Dataset excerpts:

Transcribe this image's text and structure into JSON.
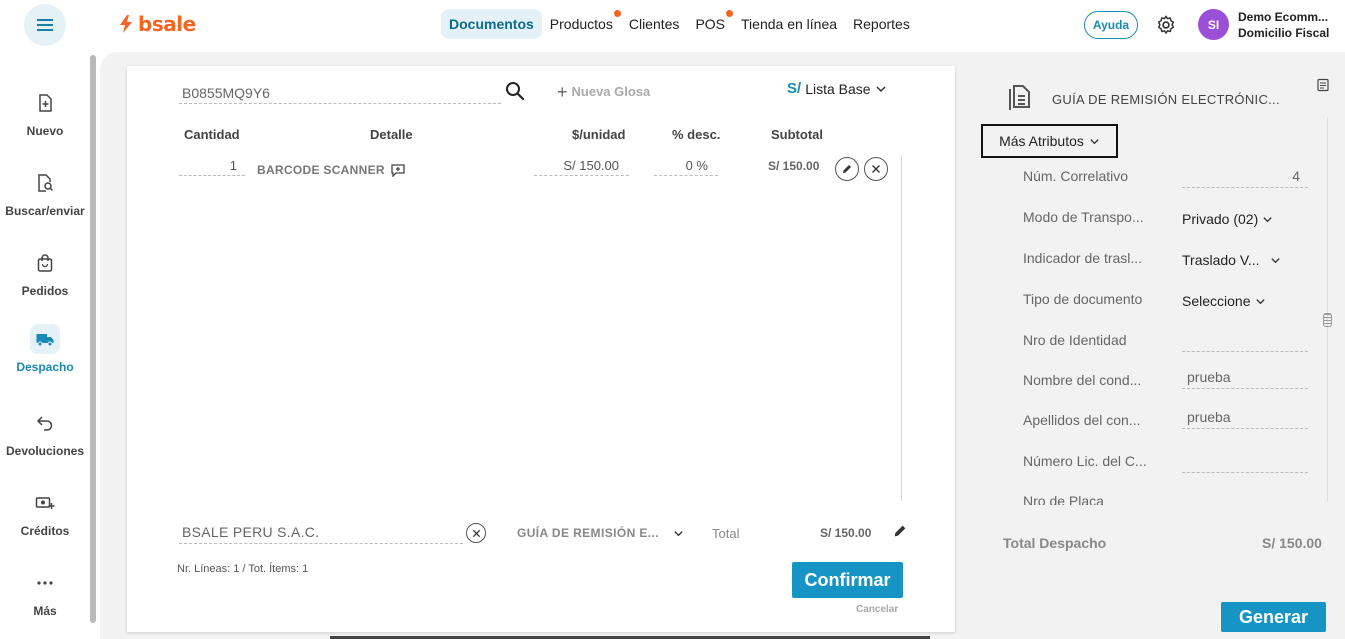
{
  "topbar": {
    "logo": "bsale",
    "nav": [
      {
        "label": "Documentos",
        "active": true,
        "dot": false
      },
      {
        "label": "Productos",
        "active": false,
        "dot": true
      },
      {
        "label": "Clientes",
        "active": false,
        "dot": false
      },
      {
        "label": "POS",
        "active": false,
        "dot": true
      },
      {
        "label": "Tienda en línea",
        "active": false,
        "dot": false
      },
      {
        "label": "Reportes",
        "active": false,
        "dot": false
      }
    ],
    "help_label": "Ayuda",
    "avatar_initials": "SI",
    "account_name": "Demo Ecomm...",
    "account_sub": "Domicilio Fiscal"
  },
  "sidebar": {
    "items": [
      {
        "label": "Nuevo",
        "icon": "file-plus-icon"
      },
      {
        "label": "Buscar/enviar",
        "icon": "file-search-icon"
      },
      {
        "label": "Pedidos",
        "icon": "shopping-bag-icon"
      },
      {
        "label": "Despacho",
        "icon": "truck-icon",
        "active": true
      },
      {
        "label": "Devoluciones",
        "icon": "return-arrow-icon"
      },
      {
        "label": "Créditos",
        "icon": "money-plus-icon"
      },
      {
        "label": "Más",
        "icon": "more-dots-icon"
      }
    ]
  },
  "document": {
    "search_value": "B0855MQ9Y6",
    "new_gloss_label": "Nueva Glosa",
    "currency_symbol": "S/",
    "price_list": "Lista Base",
    "columns": {
      "qty": "Cantidad",
      "detail": "Detalle",
      "unit_price": "$/unidad",
      "discount": "% desc.",
      "subtotal": "Subtotal"
    },
    "lines": [
      {
        "qty": "1",
        "name": "BARCODE SCANNER",
        "unit_price": "S/ 150.00",
        "discount": "0 %",
        "subtotal": "S/ 150.00"
      }
    ],
    "client": "BSALE PERU S.A.C.",
    "doc_type": "GUÍA DE REMISIÓN E...",
    "total_label": "Total",
    "total_value": "S/ 150.00",
    "lines_info": "Nr. Líneas: 1 / Tot. Ítems: 1",
    "confirm_label": "Confirmar",
    "cancel_label": "Cancelar"
  },
  "panel": {
    "title": "GUÍA DE REMISIÓN ELECTRÓNIC...",
    "more_attrs_label": "Más Atributos",
    "attrs": [
      {
        "label": "Núm. Correlativo",
        "value": "4",
        "kind": "input-right"
      },
      {
        "label": "Modo de Transpo...",
        "value": "Privado (02)",
        "kind": "select"
      },
      {
        "label": "Indicador de trasl...",
        "value": "Traslado V...",
        "kind": "select"
      },
      {
        "label": "Tipo de documento",
        "value": "Seleccione",
        "kind": "select"
      },
      {
        "label": "Nro de Identidad",
        "value": "",
        "kind": "input"
      },
      {
        "label": "Nombre del cond...",
        "value": "prueba",
        "kind": "input"
      },
      {
        "label": "Apellidos del con...",
        "value": "prueba",
        "kind": "input"
      },
      {
        "label": "Número Lic. del C...",
        "value": "",
        "kind": "input"
      },
      {
        "label": "Nro de Placa",
        "value": "",
        "kind": "input"
      }
    ],
    "total_label": "Total Despacho",
    "total_value": "S/ 150.00",
    "generate_label": "Generar"
  },
  "colors": {
    "brand": "#f26522",
    "accent": "#1695c5",
    "avatar": "#9b4fd6"
  }
}
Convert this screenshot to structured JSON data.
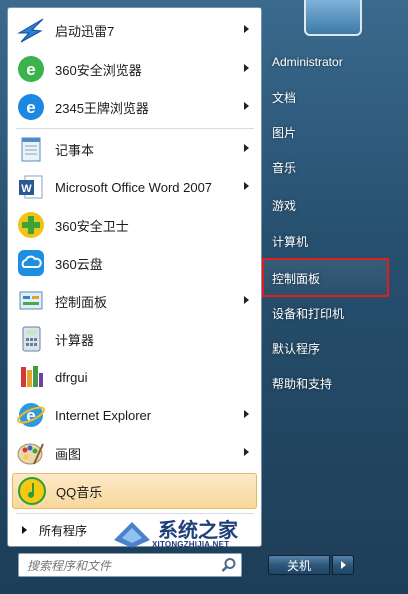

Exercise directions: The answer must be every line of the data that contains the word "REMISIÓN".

Task response:
    "doc_type": "GUÍA DE REMISIÓN E...",
    "title": "GUÍA DE REMISIÓN ELECTRÓNIC...",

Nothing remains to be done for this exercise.